The task: Quote the whole listing exactly. Leave the pictures out of your copy.

Dataset extract:
[Start of Attachment]
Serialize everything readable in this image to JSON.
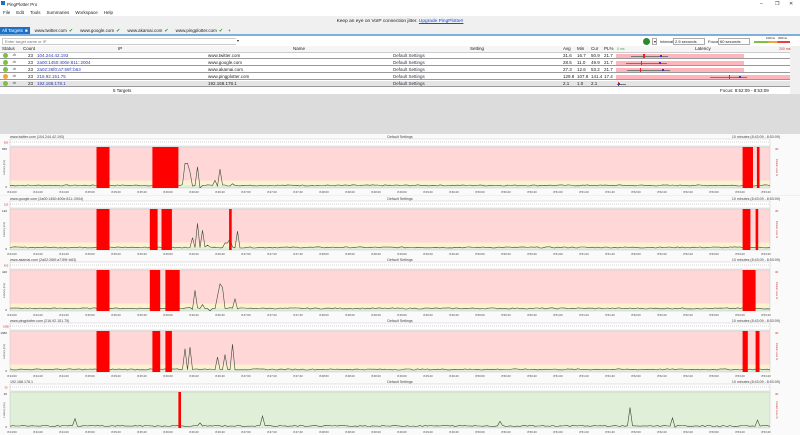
{
  "app": {
    "title": "PingPlotter Pro",
    "minimize": "–",
    "restore": "❐",
    "close": "✕"
  },
  "menu": [
    "File",
    "Edit",
    "Tools",
    "Summaries",
    "Workspace",
    "Help"
  ],
  "banner": {
    "text": "Keep an eye on VoIP connection jitter.",
    "link": "Upgrade PingPlotter!"
  },
  "tabs": {
    "all": "All Targets",
    "targets": [
      "www.twitter.com",
      "www.google.com",
      "www.akamai.com",
      "www.pingplotter.com"
    ],
    "add": "+"
  },
  "toolbar": {
    "placeholder": "Enter target name or IP",
    "interval_label": "Interval",
    "interval": "2.5 seconds",
    "focus_label": "Focus",
    "focus": "60 seconds",
    "legend_100": "100ms",
    "legend_200": "200ms"
  },
  "table": {
    "headers": [
      "Status",
      "Count",
      "IP",
      "Name",
      "Setting",
      "Avg",
      "Min",
      "Cur",
      "PL%",
      "Latency"
    ],
    "lat_min": "0 ms",
    "lat_max": "200 ms",
    "rows": [
      {
        "status": "#7cc142",
        "count": "23",
        "ip": "104.244.42.193",
        "name": "www.twitter.com",
        "setting": "Default Settings",
        "avg": "31.6",
        "min": "16.7",
        "cur": "50.9",
        "pl": "21.7"
      },
      {
        "status": "#7cc142",
        "count": "23",
        "ip": "2a00:1450:400e:811::2004",
        "name": "www.google.com",
        "setting": "Default Settings",
        "avg": "28.5",
        "min": "11.0",
        "cur": "49.9",
        "pl": "21.7"
      },
      {
        "status": "#7cc142",
        "count": "23",
        "ip": "2a02:26f0:a7:59f::b63",
        "name": "www.akamai.com",
        "setting": "Default Settings",
        "avg": "27.3",
        "min": "12.6",
        "cur": "53.2",
        "pl": "21.7"
      },
      {
        "status": "#f5a33a",
        "count": "23",
        "ip": "216.92.151.75",
        "name": "www.pingplotter.com",
        "setting": "Default Settings",
        "avg": "129.8",
        "min": "107.8",
        "cur": "141.4",
        "pl": "17.4"
      },
      {
        "status": "#7cc142",
        "count": "23",
        "ip": "192.168.178.1",
        "name": "192.168.178.1",
        "setting": "Default Settings",
        "avg": "2.1",
        "min": "1.0",
        "cur": "2.1",
        "pl": ""
      }
    ],
    "summary": "5 Targets",
    "focus": "Focus: 8:52:09 - 8:53:09"
  },
  "graphs": {
    "setting": "Default Settings",
    "range": "10 minutes (8:43:09 - 8:53:09)",
    "max_label": "Max (ms)",
    "ylabel": "Latency (ms)",
    "y2label": "Packet Loss %",
    "y2max": "30",
    "ymin": "0",
    "times": [
      "8:44:00",
      "8:44:20",
      "8:44:40",
      "8:45:00",
      "8:45:20",
      "8:45:40",
      "8:46:00",
      "8:46:20",
      "8:46:40",
      "8:47:00",
      "8:47:20",
      "8:47:40",
      "8:48:00",
      "8:48:20",
      "8:48:40",
      "8:49:00",
      "8:49:20",
      "8:49:40",
      "8:50:00",
      "8:50:20",
      "8:50:40",
      "8:51:00",
      "8:51:20",
      "8:51:40",
      "8:52:00",
      "8:52:20",
      "8:52:40",
      "8:53:00",
      "8:53:20",
      "8:53:40"
    ]
  },
  "chart_data": [
    {
      "type": "line",
      "title": "www.twitter.com (104.244.42.193)",
      "ymax": "650",
      "loss_periods_s": [
        [
          65,
          75
        ],
        [
          108,
          128
        ],
        [
          562,
          570
        ],
        [
          573,
          575
        ]
      ],
      "bands": "bad"
    },
    {
      "type": "line",
      "title": "www.google.com (2a00:1450:400e:811::2004)",
      "ymax": "120",
      "loss_periods_s": [
        [
          65,
          75
        ],
        [
          106,
          112
        ],
        [
          115,
          123
        ],
        [
          167,
          169
        ],
        [
          562,
          568
        ],
        [
          572,
          574
        ]
      ],
      "bands": "bad"
    },
    {
      "type": "line",
      "title": "www.akamai.com (2a02:26f0:a7:59f::b63)",
      "ymax": "420",
      "loss_periods_s": [
        [
          65,
          75
        ],
        [
          106,
          114
        ],
        [
          118,
          129
        ],
        [
          562,
          572
        ]
      ],
      "bands": "bad"
    },
    {
      "type": "line",
      "title": "www.pingplotter.com (216.92.151.75)",
      "ymax": "1080",
      "loss_periods_s": [
        [
          65,
          75
        ],
        [
          108,
          114
        ],
        [
          118,
          123
        ],
        [
          562,
          566
        ],
        [
          572,
          575
        ]
      ],
      "bands": "bad"
    },
    {
      "type": "line",
      "title": "192.168.178.1",
      "ymax": "30",
      "loss_periods_s": [
        [
          128,
          130
        ]
      ],
      "bands": "good"
    }
  ],
  "colors": {
    "loss": "#ff0000",
    "bad": "#ffd7d7",
    "warn": "#fff1cc",
    "good": "#e0efd8",
    "line": "#3b4a3b"
  }
}
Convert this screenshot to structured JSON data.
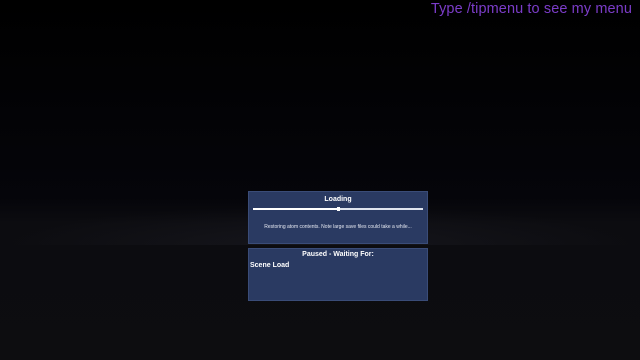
{
  "hud": {
    "tip": "Type /tipmenu to see my menu",
    "tip_color": "#7b3cc8"
  },
  "loading_panel": {
    "title": "Loading",
    "progress": 0.5,
    "message": "Restoring atom contents. Note large save files could take a while..."
  },
  "waiting_panel": {
    "title": "Paused - Waiting For:",
    "items": [
      "Scene Load"
    ]
  },
  "colors": {
    "panel_bg": "#2a3a62",
    "panel_border": "#3a4c78",
    "background": "#000000"
  }
}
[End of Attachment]
Task response:
Serialize everything readable in this image to JSON.
{
  "app": {
    "title": "PingPlotter Pro",
    "minimize": "–",
    "restore": "❐",
    "close": "✕"
  },
  "menu": [
    "File",
    "Edit",
    "Tools",
    "Summaries",
    "Workspace",
    "Help"
  ],
  "banner": {
    "text": "Keep an eye on VoIP connection jitter.",
    "link": "Upgrade PingPlotter!"
  },
  "tabs": {
    "all": "All Targets",
    "targets": [
      "www.twitter.com",
      "www.google.com",
      "www.akamai.com",
      "www.pingplotter.com"
    ],
    "add": "+"
  },
  "toolbar": {
    "placeholder": "Enter target name or IP",
    "interval_label": "Interval",
    "interval": "2.5 seconds",
    "focus_label": "Focus",
    "focus": "60 seconds",
    "legend_100": "100ms",
    "legend_200": "200ms"
  },
  "table": {
    "headers": [
      "Status",
      "Count",
      "IP",
      "Name",
      "Setting",
      "Avg",
      "Min",
      "Cur",
      "PL%",
      "Latency"
    ],
    "lat_min": "0 ms",
    "lat_max": "200 ms",
    "rows": [
      {
        "status": "#7cc142",
        "count": "23",
        "ip": "104.244.42.193",
        "name": "www.twitter.com",
        "setting": "Default Settings",
        "avg": "31.6",
        "min": "16.7",
        "cur": "50.9",
        "pl": "21.7"
      },
      {
        "status": "#7cc142",
        "count": "23",
        "ip": "2a00:1450:400e:811::2004",
        "name": "www.google.com",
        "setting": "Default Settings",
        "avg": "28.5",
        "min": "11.0",
        "cur": "49.9",
        "pl": "21.7"
      },
      {
        "status": "#7cc142",
        "count": "23",
        "ip": "2a02:26f0:a7:59f::b63",
        "name": "www.akamai.com",
        "setting": "Default Settings",
        "avg": "27.3",
        "min": "12.6",
        "cur": "53.2",
        "pl": "21.7"
      },
      {
        "status": "#f5a33a",
        "count": "23",
        "ip": "216.92.151.75",
        "name": "www.pingplotter.com",
        "setting": "Default Settings",
        "avg": "129.8",
        "min": "107.8",
        "cur": "141.4",
        "pl": "17.4"
      },
      {
        "status": "#7cc142",
        "count": "23",
        "ip": "192.168.178.1",
        "name": "192.168.178.1",
        "setting": "Default Settings",
        "avg": "2.1",
        "min": "1.0",
        "cur": "2.1",
        "pl": ""
      }
    ],
    "summary": "5 Targets",
    "focus": "Focus: 8:52:09 - 8:53:09"
  },
  "graphs": {
    "setting": "Default Settings",
    "range": "10 minutes (8:43:09 - 8:53:09)",
    "max_label": "Max (ms)",
    "ylabel": "Latency (ms)",
    "y2label": "Packet Loss %",
    "y2max": "30",
    "ymin": "0",
    "times": [
      "8:44:00",
      "8:44:20",
      "8:44:40",
      "8:45:00",
      "8:45:20",
      "8:45:40",
      "8:46:00",
      "8:46:20",
      "8:46:40",
      "8:47:00",
      "8:47:20",
      "8:47:40",
      "8:48:00",
      "8:48:20",
      "8:48:40",
      "8:49:00",
      "8:49:20",
      "8:49:40",
      "8:50:00",
      "8:50:20",
      "8:50:40",
      "8:51:00",
      "8:51:20",
      "8:51:40",
      "8:52:00",
      "8:52:20",
      "8:52:40",
      "8:53:00",
      "8:53:20",
      "8:53:40"
    ]
  },
  "chart_data": [
    {
      "type": "line",
      "title": "www.twitter.com (104.244.42.193)",
      "ymax": "650",
      "loss_periods_s": [
        [
          65,
          75
        ],
        [
          108,
          128
        ],
        [
          562,
          570
        ],
        [
          573,
          575
        ]
      ],
      "bands": "bad"
    },
    {
      "type": "line",
      "title": "www.google.com (2a00:1450:400e:811::2004)",
      "ymax": "120",
      "loss_periods_s": [
        [
          65,
          75
        ],
        [
          106,
          112
        ],
        [
          115,
          123
        ],
        [
          167,
          169
        ],
        [
          562,
          568
        ],
        [
          572,
          574
        ]
      ],
      "bands": "bad"
    },
    {
      "type": "line",
      "title": "www.akamai.com (2a02:26f0:a7:59f::b63)",
      "ymax": "420",
      "loss_periods_s": [
        [
          65,
          75
        ],
        [
          106,
          114
        ],
        [
          118,
          129
        ],
        [
          562,
          572
        ]
      ],
      "bands": "bad"
    },
    {
      "type": "line",
      "title": "www.pingplotter.com (216.92.151.75)",
      "ymax": "1080",
      "loss_periods_s": [
        [
          65,
          75
        ],
        [
          108,
          114
        ],
        [
          118,
          123
        ],
        [
          562,
          566
        ],
        [
          572,
          575
        ]
      ],
      "bands": "bad"
    },
    {
      "type": "line",
      "title": "192.168.178.1",
      "ymax": "30",
      "loss_periods_s": [
        [
          128,
          130
        ]
      ],
      "bands": "good"
    }
  ],
  "colors": {
    "loss": "#ff0000",
    "bad": "#ffd7d7",
    "warn": "#fff1cc",
    "good": "#e0efd8",
    "line": "#3b4a3b"
  }
}
Convert this screenshot to structured JSON data.
{
  "hud": {
    "tip": "Type /tipmenu to see my menu",
    "tip_color": "#7b3cc8"
  },
  "loading_panel": {
    "title": "Loading",
    "progress": 0.5,
    "message": "Restoring atom contents. Note large save files could take a while..."
  },
  "waiting_panel": {
    "title": "Paused - Waiting For:",
    "items": [
      "Scene Load"
    ]
  },
  "colors": {
    "panel_bg": "#2a3a62",
    "panel_border": "#3a4c78",
    "background": "#000000"
  }
}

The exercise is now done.